Each month when we send out our newsletter we invite you to send us a Burning Question on topics such as leasing property, family law, employment or general business contracts.
In April we were sent this one:
“Why do some say that they are absolutely necessary and others say that they are very easy to break? Is a good lawyer and prenup non-existent? Would love to know a bit more about prenups?”
Before we proceed, I just want to make it clear that under Australian Family Law the correct name for a Prenup is a Financial Agreement. Financial agreements can be made before, during or after a relationship.
At present if you want to protect, or shall we say quarantine certain assets from spousal claim, the only instrument available to you is a financial agreement. They allow couples to decide how their assets will be handled at the beginning of the relationship, should the relationship break down at some time in the future.
In a Financial Agreement, both parties give up the rights they would otherwise have under the Family Law Act to apply to the Court for the division of the asset pool. Instead, the couple make their own agreement about how assets will be dealt with up front, both during the course of the relationship, and in the event that the relationship comes to an end.
Whether a prenup is absolutely necessary would depend very much on your personal circumstances. If you need to protect assets then you may consider it necessary but if you don’t need to protect assets then you might not. Remember too that it’s not just about assets – you may want to quarantine debt.
Although I don’t agree with what you’ve heard about prenups being “very easy to break”, the Family Law Act does envisage some circumstances in which the court may set an agreement aside. In other words, the court can make a decision about whether an agreement should stand and therefore bind the parties, or it can terminate the agreement.
The circumstances in which a prenup can be set aside are very limited, and a person must have a good reason to apply to the Court to terminate a Financial Agreement.
For example, the Act envisages the Court having the power to end a Financial Agreement where:-
- Fraud – one party has fraudulently induced the other party to sign the Agreement. This includes where one party was not upfront about all material matters that would have impacted on the other party’s decision about whether or not to enter the agreement. This could entail, for example, hiding assets, or not disclosing the true value of the assets that make up the asset pool, resulting in the other party receiving less than they would otherwise have agreed to;

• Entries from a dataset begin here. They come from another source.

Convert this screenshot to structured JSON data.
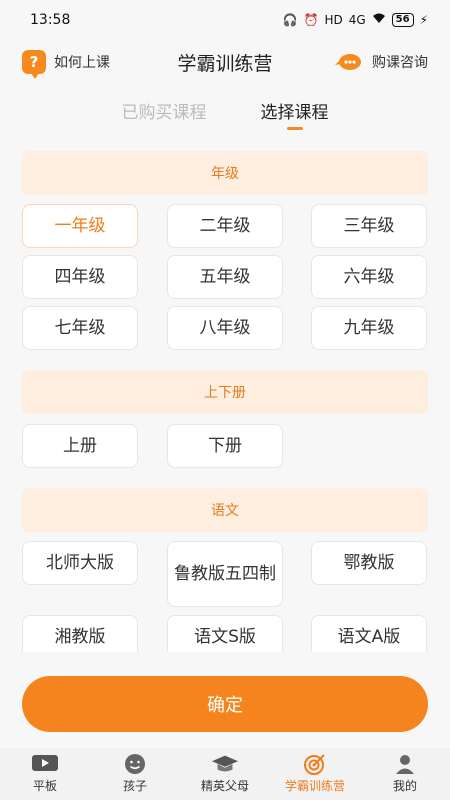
{
  "status_bar": {
    "time": "13:58",
    "network": "HD",
    "signal": "4G",
    "battery": "56"
  },
  "header": {
    "left_label": "如何上课",
    "title": "学霸训练营",
    "right_label": "购课咨询",
    "left_icon": "question-icon",
    "right_icon": "chat-icon"
  },
  "tabs": [
    {
      "label": "已购买课程",
      "active": false
    },
    {
      "label": "选择课程",
      "active": true
    }
  ],
  "sections": {
    "grade": {
      "title": "年级",
      "options": [
        "一年级",
        "二年级",
        "三年级",
        "四年级",
        "五年级",
        "六年级",
        "七年级",
        "八年级",
        "九年级"
      ],
      "selected": "一年级"
    },
    "volume": {
      "title": "上下册",
      "options": [
        "上册",
        "下册"
      ]
    },
    "chinese": {
      "title": "语文",
      "options": [
        "北师大版",
        "鲁教版五四制",
        "鄂教版",
        "湘教版",
        "语文S版",
        "语文A版"
      ]
    }
  },
  "confirm_label": "确定",
  "bottom_nav": [
    {
      "label": "平板",
      "icon": "play-icon",
      "active": false
    },
    {
      "label": "孩子",
      "icon": "face-icon",
      "active": false
    },
    {
      "label": "精英父母",
      "icon": "graduation-cap-icon",
      "active": false
    },
    {
      "label": "学霸训练营",
      "icon": "target-icon",
      "active": true
    },
    {
      "label": "我的",
      "icon": "person-icon",
      "active": false
    }
  ],
  "colors": {
    "accent": "#f5841e",
    "section_bg": "#fdeee0",
    "page_bg": "#f7f7f7"
  }
}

- Defeating creditors – the parties entered into the agreement to place assets out of reach of creditors by transferring them from one party to the other; There have been cases where creditors who have suffered lose because of the above actions have applied to have the agreement set aside.
- Circumstances arise making the agreement impractical to be carried out – for example, if the matrimonial house was central to the Agreement and the house burns down and no longer exists, or becomes encumbered (by a mortgage), sold, changes form etc.
- Hardship relating to children – since making the agreement, a material change in circumstances occurs relating to the care, welfare or development of a child of the relationship. As a result, the child or party caring for the child, will suffer hardship if the agreement is not set aside;
- Duress – one party was forced into signing the agreement by duress or undue pressure.
Follow the correct procedure to ensure your Financial Agreement is legally binding.
Section 90 G of The Family Law Act lays out the correct procedure to ensure your pre-nuptial financial agreement is binding. As long as the parties to the agreement are totally honest with each other, receive legal advice before signing the agreement then the you minimise the chances of a successful challenge. A good lawyer will ensure that this is done correctly (our Legal Review Package follows these guidelines to the letter.)
Making a prenup agreement at the outset of a relationship, is a bit like trying to look into the future with a crystal ball. In reality, future circumstances of each party can never be predicted with 100% accuracy, and sometimes, things might happen that neither expects. It is in this way that a prenup differs to an agreement made at the end of a relationship (separation agreement).
A prenup may be made a number of years before separation occurs (if separation does occur at all).
For this reason, it is recommended that you review your Financial Agreement at regular intervals. You can terminate it, or change it, at any time if you both agree, although you still need to get legal advice before making any changes.
Some couples include “sunset clauses” in their agreement that may trigger the need to renegotiate the agreement or bring the agreement to an end in certain situations. The arrival of a child or another life changing event could bring un foreseen circumstances that require a degree of flexibility. If you can envisage it you can plan for it.
- The family law in Australia currently offers pre-nups to couples who want to create certainty and protection around their financial matters at the point of entry into the marriage or de facto relationship;
- The parties cannot foresee the future with complete accuracy, and unexpected events may occur which impact on their agreement;
- There are certain circumstances where a Court can end your Agreement. These circumstances are very limited, and a party needs to have a very good reason to apply to the Court to end an agreement;
- You can agree to review or terminate your Agreement at a specified time, or on the birth of children or other defined circumstances to make sure that it is still accurate and reflects the wishes of both parties as they change over time;
- You can terminate or change your Agreement at any time by mutual consent.